However, nothing compares to my strange and unusual dislike of Morpheus' character, which is a real shame because I was really trying to like him. I did like his personality and how blunt he was but I just felt he was slightly underdeveloped. I knew there was something up with his character from the beginning and I totally guessed the ending - completely narcissistic and self centred. What really irked me about his character though was his fondness of Alyssa. I mean yes you grew up together in her head, but this hopeless romantic flaw similar to Jeb just made me want to tear my hair out sometimes. I understand how other's could love him, he has that seductive aura about him I agree, but just his soppy romanticism really made me turn away from him. I did however really appreciate Morpheus in the end of the novel. I understand that character development must be a thing in a successful novel, but if Morpheus was as intriguing through the development of this novel as he was in the last few chapters then I feel I would have enjoyed his character a lot more. I feel it's important to mention here that while there was a love triangle that didn't work for me, I really did love the banter that went on between Morpheus and Jeb. I think their feisty dialogue that went on between each other while fighting over Alyssa was quite hilarious, except for the fact that it felt quite childish and these characters were written like adults.
Saying that, overall I thoroughly enjoyed this book and I am excited to see where the sequel takes us. Hopefully we delve back into the realm of Wonderland and get some much needed development to some of our male protagonists. I do however look forward to seeing how Red Queen's influence in this story is going to take hold.
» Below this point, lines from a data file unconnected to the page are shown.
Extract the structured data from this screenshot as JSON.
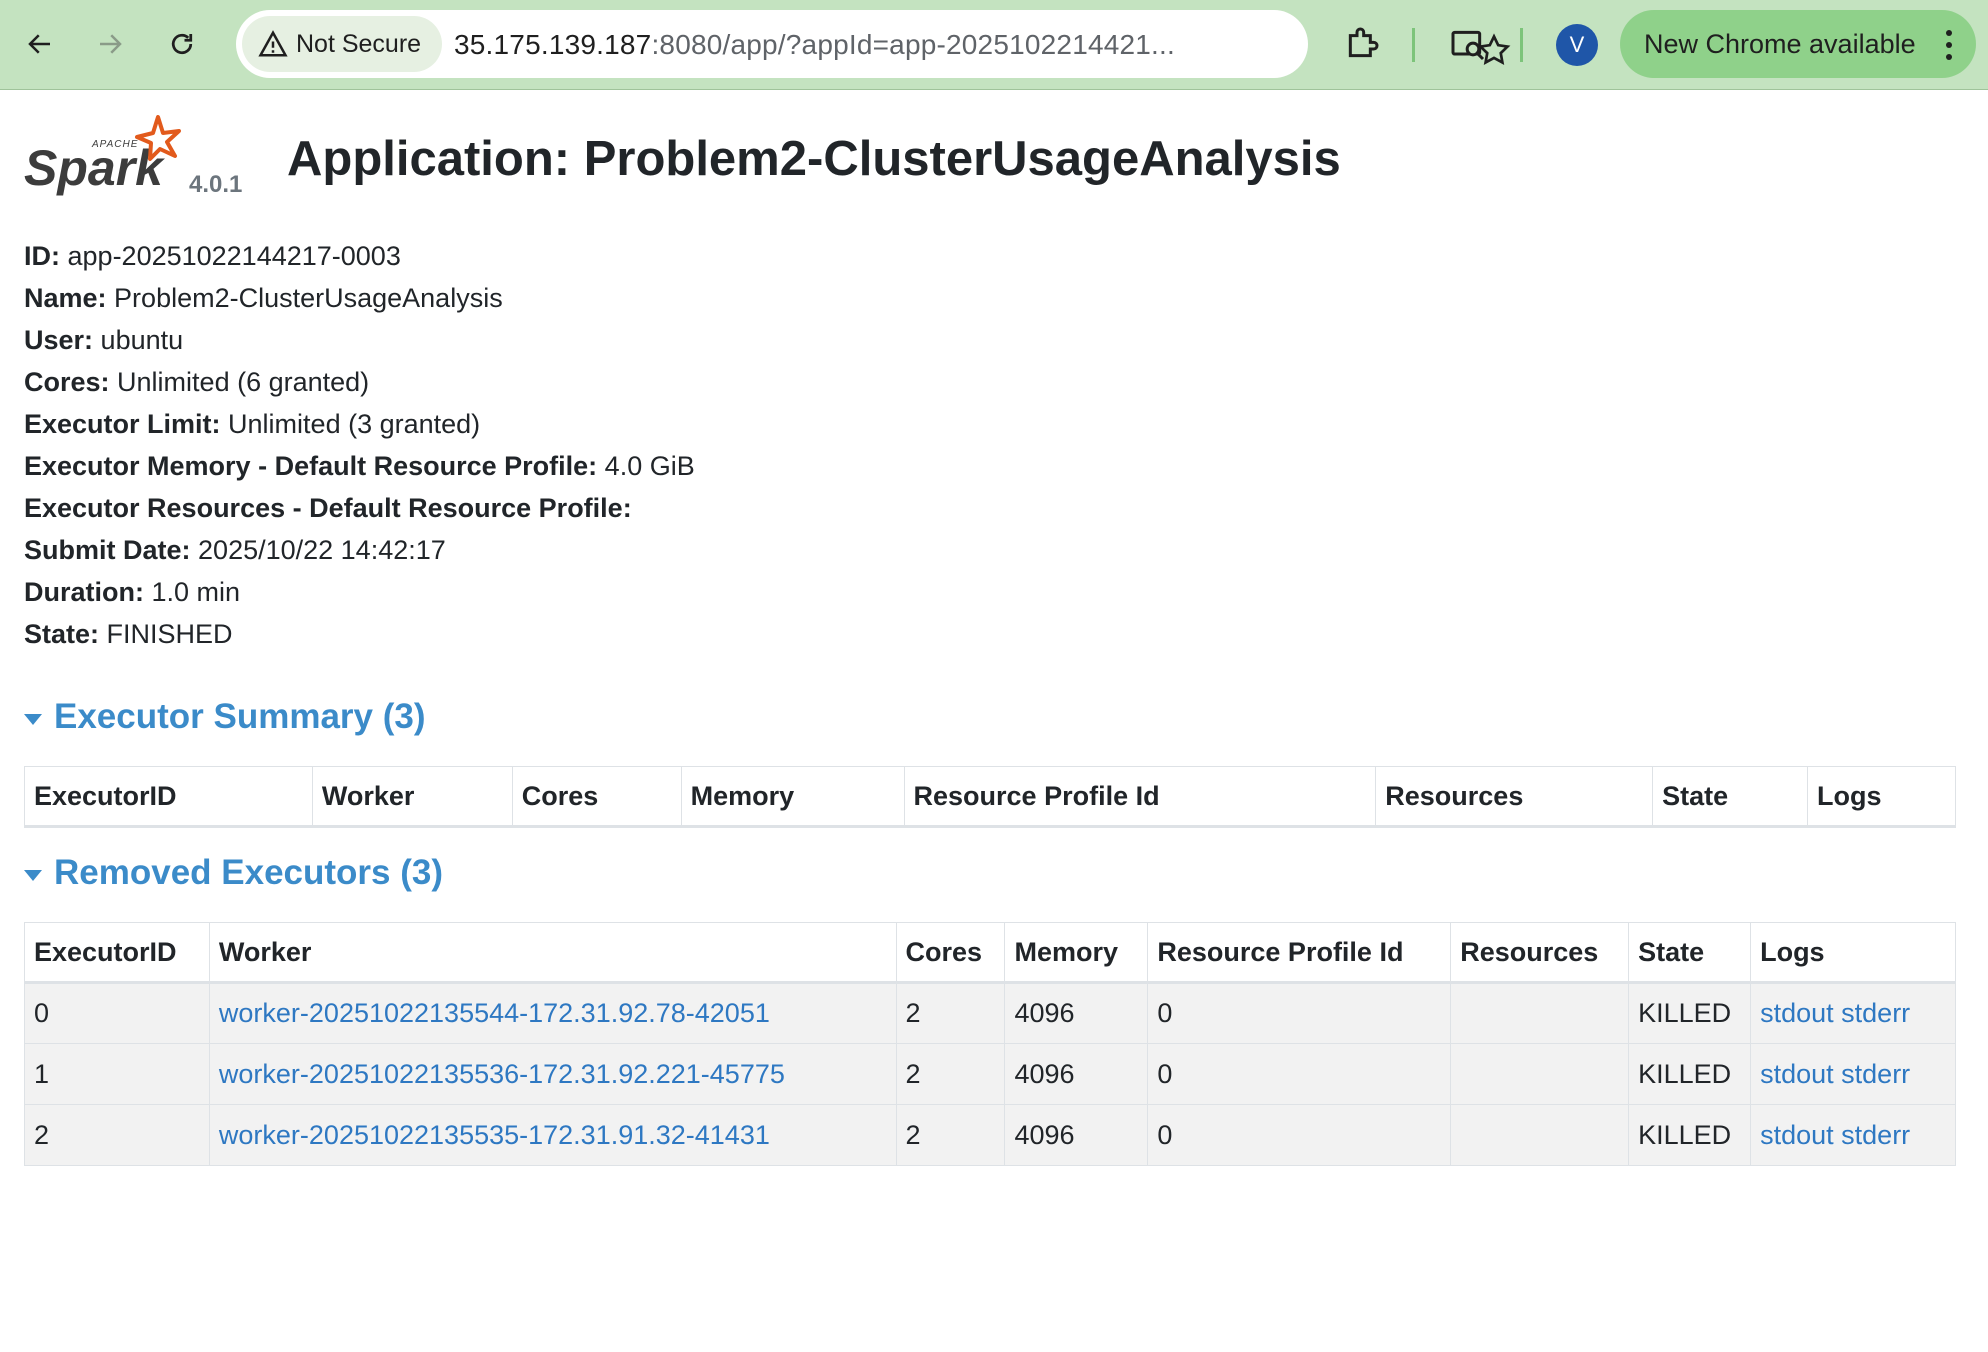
{
  "browser": {
    "security_label": "Not Secure",
    "url_host": "35.175.139.187",
    "url_rest": ":8080/app/?appId=app-2025102214421...",
    "avatar_initial": "V",
    "update_label": "New Chrome available"
  },
  "header": {
    "logo_text": "Spark",
    "logo_subtext": "APACHE",
    "version": "4.0.1",
    "title": "Application: Problem2-ClusterUsageAnalysis"
  },
  "info": [
    {
      "label": "ID:",
      "value": "app-20251022144217-0003"
    },
    {
      "label": "Name:",
      "value": "Problem2-ClusterUsageAnalysis"
    },
    {
      "label": "User:",
      "value": "ubuntu"
    },
    {
      "label": "Cores:",
      "value": "Unlimited (6 granted)"
    },
    {
      "label": "Executor Limit:",
      "value": "Unlimited (3 granted)"
    },
    {
      "label": "Executor Memory - Default Resource Profile:",
      "value": "4.0 GiB"
    },
    {
      "label": "Executor Resources - Default Resource Profile:",
      "value": ""
    },
    {
      "label": "Submit Date:",
      "value": "2025/10/22 14:42:17"
    },
    {
      "label": "Duration:",
      "value": "1.0 min"
    },
    {
      "label": "State:",
      "value": "FINISHED"
    }
  ],
  "executor_summary": {
    "title": "Executor Summary (3)",
    "columns": [
      "ExecutorID",
      "Worker",
      "Cores",
      "Memory",
      "Resource Profile Id",
      "Resources",
      "State",
      "Logs"
    ]
  },
  "removed_executors": {
    "title": "Removed Executors (3)",
    "columns": [
      "ExecutorID",
      "Worker",
      "Cores",
      "Memory",
      "Resource Profile Id",
      "Resources",
      "State",
      "Logs"
    ],
    "rows": [
      {
        "id": "0",
        "worker": "worker-20251022135544-172.31.92.78-42051",
        "cores": "2",
        "memory": "4096",
        "profile": "0",
        "resources": "",
        "state": "KILLED",
        "stdout": "stdout",
        "stderr": "stderr"
      },
      {
        "id": "1",
        "worker": "worker-20251022135536-172.31.92.221-45775",
        "cores": "2",
        "memory": "4096",
        "profile": "0",
        "resources": "",
        "state": "KILLED",
        "stdout": "stdout",
        "stderr": "stderr"
      },
      {
        "id": "2",
        "worker": "worker-20251022135535-172.31.91.32-41431",
        "cores": "2",
        "memory": "4096",
        "profile": "0",
        "resources": "",
        "state": "KILLED",
        "stdout": "stdout",
        "stderr": "stderr"
      }
    ]
  },
  "colors": {
    "toolbar": "#c4e3c0",
    "link": "#2e78c2",
    "section_header": "#3b8bc9",
    "spark_orange": "#e25a1c"
  }
}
Now that Alyssa is back in the human world, is Wonderland going to start weaving it's way back into her life? Perhaps elements of Howard's dark and eerie Wonderland will break through the seal of the rabbit hole. I look forward to finding out. I give Splinted by A.G.Howard a 3 out of 5 stars on my classification scale.